*** DATA RECORDS Section Begins ***
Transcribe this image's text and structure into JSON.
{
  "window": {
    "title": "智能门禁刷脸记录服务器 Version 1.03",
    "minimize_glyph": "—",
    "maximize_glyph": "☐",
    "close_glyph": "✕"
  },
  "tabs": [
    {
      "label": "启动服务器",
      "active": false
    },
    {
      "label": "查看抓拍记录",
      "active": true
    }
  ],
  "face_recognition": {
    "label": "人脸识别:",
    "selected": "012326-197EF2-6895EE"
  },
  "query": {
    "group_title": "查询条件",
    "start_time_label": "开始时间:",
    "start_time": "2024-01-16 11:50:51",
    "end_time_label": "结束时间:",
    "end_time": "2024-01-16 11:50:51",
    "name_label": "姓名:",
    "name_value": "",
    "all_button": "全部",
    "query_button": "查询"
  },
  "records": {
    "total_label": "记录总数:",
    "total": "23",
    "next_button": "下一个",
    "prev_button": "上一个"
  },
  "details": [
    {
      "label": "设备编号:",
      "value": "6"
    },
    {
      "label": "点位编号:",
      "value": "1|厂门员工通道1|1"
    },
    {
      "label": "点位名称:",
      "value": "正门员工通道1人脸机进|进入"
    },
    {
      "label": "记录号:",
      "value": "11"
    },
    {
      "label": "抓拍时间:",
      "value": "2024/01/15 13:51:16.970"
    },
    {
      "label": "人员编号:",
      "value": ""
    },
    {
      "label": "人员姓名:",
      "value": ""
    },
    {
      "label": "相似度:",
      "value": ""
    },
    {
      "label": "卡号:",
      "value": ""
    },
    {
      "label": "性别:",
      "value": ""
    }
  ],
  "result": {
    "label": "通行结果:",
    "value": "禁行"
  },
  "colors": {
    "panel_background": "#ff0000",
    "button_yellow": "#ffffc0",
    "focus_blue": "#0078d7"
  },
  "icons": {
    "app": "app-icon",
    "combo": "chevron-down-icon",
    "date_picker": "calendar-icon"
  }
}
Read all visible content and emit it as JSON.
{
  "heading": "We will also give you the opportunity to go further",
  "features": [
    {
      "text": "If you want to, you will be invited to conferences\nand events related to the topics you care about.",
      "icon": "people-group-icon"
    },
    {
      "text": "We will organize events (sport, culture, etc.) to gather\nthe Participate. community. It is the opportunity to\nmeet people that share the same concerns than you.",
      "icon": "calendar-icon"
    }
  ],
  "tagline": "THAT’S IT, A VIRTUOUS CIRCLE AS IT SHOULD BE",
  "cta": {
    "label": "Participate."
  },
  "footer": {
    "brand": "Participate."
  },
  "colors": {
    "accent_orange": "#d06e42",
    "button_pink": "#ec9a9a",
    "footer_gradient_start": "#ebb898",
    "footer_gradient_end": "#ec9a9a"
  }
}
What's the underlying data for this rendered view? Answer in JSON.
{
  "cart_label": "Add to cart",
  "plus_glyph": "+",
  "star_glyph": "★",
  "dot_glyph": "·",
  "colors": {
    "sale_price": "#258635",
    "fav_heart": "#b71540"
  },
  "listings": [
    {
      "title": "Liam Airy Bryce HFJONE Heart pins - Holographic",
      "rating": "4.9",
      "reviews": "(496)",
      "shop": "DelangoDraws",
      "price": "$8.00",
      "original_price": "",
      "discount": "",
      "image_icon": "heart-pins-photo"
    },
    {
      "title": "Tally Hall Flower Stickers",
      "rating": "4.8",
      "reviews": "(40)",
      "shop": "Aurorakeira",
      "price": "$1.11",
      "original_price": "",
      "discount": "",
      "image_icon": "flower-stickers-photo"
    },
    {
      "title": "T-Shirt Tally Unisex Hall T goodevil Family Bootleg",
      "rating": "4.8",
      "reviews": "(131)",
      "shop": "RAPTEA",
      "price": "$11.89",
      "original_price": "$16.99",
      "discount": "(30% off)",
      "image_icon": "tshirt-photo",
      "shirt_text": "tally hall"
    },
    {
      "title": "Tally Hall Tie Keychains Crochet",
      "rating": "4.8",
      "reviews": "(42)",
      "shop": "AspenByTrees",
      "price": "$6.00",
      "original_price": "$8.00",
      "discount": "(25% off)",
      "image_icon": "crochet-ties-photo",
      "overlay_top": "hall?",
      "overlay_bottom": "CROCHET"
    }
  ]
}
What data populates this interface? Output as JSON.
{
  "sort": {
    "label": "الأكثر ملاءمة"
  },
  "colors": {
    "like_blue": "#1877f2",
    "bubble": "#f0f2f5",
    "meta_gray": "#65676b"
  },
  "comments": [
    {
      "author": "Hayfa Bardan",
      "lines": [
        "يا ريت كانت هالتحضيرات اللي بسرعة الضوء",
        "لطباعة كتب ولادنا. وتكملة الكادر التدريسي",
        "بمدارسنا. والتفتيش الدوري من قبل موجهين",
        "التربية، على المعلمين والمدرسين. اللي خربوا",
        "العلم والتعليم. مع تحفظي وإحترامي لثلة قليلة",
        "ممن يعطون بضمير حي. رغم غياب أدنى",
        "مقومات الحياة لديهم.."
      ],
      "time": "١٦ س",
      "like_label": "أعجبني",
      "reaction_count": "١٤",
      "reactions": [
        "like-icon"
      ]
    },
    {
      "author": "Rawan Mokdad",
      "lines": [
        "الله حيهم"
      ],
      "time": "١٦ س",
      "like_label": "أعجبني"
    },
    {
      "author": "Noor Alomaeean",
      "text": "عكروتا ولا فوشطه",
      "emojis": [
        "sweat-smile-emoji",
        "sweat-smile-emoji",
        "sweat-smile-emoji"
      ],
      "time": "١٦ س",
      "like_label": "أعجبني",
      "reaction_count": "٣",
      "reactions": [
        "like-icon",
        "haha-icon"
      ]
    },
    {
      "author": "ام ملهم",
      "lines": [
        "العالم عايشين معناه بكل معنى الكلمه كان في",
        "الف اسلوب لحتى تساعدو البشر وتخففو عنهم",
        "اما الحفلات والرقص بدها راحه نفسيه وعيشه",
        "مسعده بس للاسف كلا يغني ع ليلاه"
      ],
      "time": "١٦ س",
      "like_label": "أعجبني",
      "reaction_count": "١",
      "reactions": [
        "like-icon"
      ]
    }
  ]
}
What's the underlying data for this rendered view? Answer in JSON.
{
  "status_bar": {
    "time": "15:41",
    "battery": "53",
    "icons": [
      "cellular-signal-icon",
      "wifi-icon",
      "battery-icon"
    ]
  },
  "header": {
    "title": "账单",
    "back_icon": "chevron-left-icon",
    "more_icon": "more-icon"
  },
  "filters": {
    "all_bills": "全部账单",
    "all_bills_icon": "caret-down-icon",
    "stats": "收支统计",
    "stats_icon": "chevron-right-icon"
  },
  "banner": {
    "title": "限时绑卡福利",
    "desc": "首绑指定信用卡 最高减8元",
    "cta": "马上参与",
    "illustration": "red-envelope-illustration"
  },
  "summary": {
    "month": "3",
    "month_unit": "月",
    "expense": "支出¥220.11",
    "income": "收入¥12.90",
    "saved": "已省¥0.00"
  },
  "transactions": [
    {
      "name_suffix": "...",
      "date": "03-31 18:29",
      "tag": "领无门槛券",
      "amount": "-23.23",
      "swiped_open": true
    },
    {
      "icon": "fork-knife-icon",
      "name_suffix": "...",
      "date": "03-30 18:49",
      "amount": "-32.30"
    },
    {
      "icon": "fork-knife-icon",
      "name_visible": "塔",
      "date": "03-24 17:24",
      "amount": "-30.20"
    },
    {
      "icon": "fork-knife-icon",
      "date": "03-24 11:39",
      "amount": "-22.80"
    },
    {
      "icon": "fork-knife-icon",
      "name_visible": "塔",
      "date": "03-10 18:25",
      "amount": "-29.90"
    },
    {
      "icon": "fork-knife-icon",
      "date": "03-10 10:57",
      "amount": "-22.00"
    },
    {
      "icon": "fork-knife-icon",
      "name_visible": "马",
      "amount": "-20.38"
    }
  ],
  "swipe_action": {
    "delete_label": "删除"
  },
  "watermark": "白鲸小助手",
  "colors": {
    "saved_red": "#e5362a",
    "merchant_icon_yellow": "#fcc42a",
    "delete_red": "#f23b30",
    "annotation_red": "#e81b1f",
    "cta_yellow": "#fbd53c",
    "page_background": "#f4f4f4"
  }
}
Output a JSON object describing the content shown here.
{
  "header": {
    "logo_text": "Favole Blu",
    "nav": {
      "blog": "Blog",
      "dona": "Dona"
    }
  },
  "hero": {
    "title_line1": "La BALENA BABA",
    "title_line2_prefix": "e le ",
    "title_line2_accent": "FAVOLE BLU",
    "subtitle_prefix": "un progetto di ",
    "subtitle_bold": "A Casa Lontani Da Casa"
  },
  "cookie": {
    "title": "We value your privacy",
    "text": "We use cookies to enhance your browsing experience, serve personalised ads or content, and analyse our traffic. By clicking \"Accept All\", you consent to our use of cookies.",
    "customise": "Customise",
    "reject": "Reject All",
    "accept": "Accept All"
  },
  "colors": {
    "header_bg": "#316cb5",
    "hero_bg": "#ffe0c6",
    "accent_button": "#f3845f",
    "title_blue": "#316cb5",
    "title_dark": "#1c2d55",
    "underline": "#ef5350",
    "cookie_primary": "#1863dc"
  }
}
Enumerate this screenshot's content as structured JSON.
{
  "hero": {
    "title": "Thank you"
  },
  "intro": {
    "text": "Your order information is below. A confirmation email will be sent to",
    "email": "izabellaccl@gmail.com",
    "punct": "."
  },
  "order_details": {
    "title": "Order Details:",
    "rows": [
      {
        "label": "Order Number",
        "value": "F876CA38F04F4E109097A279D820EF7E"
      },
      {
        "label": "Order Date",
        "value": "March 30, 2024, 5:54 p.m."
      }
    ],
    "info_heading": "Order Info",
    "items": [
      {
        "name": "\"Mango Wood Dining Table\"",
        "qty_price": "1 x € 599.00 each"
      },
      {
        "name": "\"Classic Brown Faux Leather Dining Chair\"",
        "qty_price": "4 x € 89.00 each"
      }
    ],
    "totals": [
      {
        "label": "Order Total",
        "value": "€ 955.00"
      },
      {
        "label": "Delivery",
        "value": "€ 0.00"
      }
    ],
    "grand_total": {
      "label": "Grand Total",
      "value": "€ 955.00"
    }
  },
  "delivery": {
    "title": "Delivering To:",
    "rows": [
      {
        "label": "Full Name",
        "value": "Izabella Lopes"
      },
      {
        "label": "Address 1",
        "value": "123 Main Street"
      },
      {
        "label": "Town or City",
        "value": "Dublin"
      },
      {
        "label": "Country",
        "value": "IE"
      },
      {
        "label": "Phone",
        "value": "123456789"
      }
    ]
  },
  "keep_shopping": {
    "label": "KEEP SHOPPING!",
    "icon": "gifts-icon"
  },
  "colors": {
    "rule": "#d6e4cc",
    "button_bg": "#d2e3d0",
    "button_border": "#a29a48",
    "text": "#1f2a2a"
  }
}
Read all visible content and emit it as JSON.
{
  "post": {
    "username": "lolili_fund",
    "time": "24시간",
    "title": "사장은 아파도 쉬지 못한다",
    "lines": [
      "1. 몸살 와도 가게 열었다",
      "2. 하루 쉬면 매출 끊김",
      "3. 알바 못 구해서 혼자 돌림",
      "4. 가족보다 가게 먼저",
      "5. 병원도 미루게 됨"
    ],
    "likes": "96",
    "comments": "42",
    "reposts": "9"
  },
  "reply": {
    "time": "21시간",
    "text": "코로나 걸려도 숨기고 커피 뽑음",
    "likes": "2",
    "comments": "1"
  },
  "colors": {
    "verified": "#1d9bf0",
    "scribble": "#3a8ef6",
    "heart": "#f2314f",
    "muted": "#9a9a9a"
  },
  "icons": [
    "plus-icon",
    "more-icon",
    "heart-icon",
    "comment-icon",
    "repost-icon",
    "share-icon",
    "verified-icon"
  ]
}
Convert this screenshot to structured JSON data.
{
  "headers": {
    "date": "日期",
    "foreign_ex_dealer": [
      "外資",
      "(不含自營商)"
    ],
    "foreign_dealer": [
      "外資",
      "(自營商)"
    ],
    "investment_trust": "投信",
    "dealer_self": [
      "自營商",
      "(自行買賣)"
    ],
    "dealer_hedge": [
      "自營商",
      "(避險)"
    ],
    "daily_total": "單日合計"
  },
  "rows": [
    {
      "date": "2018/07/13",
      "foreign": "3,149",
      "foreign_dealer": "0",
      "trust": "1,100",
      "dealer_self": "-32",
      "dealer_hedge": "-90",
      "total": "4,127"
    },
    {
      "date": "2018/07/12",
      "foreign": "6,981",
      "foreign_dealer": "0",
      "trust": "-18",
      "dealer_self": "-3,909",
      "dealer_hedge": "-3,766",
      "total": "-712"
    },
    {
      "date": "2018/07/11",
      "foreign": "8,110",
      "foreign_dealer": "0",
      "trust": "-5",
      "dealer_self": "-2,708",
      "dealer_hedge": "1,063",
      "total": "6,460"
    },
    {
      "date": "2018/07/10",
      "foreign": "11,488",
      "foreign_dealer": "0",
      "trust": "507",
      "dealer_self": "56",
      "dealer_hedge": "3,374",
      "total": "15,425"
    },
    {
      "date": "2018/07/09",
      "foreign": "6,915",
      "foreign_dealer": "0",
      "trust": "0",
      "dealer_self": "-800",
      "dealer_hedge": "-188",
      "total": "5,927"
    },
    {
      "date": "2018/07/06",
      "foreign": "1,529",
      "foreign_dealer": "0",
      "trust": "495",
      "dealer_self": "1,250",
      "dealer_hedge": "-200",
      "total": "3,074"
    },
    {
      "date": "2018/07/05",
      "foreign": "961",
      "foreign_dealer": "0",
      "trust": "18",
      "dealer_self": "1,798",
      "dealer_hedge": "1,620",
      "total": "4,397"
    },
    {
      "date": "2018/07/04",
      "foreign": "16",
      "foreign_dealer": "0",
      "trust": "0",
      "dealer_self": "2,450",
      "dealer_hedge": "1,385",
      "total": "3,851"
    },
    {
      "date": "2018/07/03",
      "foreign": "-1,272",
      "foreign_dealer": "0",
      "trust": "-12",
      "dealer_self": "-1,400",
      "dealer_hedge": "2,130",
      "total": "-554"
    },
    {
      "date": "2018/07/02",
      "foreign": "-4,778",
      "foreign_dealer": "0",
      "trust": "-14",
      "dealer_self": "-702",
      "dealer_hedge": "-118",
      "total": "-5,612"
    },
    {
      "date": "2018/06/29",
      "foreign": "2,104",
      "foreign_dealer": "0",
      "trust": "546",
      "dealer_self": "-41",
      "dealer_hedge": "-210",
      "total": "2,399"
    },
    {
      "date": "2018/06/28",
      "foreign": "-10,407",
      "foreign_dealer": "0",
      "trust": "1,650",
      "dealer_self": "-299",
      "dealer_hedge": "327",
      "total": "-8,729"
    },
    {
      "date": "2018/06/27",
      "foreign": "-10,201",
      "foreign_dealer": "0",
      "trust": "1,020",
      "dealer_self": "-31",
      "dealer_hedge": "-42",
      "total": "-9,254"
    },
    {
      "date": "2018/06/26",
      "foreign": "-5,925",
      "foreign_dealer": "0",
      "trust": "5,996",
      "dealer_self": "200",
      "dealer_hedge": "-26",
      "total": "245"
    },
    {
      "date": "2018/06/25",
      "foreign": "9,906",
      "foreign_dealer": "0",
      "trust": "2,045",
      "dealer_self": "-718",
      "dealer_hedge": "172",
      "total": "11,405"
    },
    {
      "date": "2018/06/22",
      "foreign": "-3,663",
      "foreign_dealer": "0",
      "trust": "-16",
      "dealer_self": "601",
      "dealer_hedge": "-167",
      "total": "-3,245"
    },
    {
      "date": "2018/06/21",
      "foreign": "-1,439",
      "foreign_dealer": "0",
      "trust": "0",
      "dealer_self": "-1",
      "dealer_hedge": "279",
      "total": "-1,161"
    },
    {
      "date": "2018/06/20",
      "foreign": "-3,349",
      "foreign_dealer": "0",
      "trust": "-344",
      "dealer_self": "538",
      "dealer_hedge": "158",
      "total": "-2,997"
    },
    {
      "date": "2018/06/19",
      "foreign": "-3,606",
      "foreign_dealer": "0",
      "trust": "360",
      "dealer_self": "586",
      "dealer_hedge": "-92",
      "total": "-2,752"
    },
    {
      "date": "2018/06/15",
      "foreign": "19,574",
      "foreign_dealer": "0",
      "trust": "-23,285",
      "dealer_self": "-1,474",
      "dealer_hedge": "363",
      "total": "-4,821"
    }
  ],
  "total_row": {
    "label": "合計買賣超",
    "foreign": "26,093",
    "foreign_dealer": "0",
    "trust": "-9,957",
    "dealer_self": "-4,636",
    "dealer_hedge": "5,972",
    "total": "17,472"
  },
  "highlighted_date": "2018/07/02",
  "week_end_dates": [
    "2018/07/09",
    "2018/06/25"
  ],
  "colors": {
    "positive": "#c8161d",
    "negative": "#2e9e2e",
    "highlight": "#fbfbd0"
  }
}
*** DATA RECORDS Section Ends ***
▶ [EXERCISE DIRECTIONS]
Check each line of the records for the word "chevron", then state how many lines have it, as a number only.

▶ [EXERCISE ANSWER]
3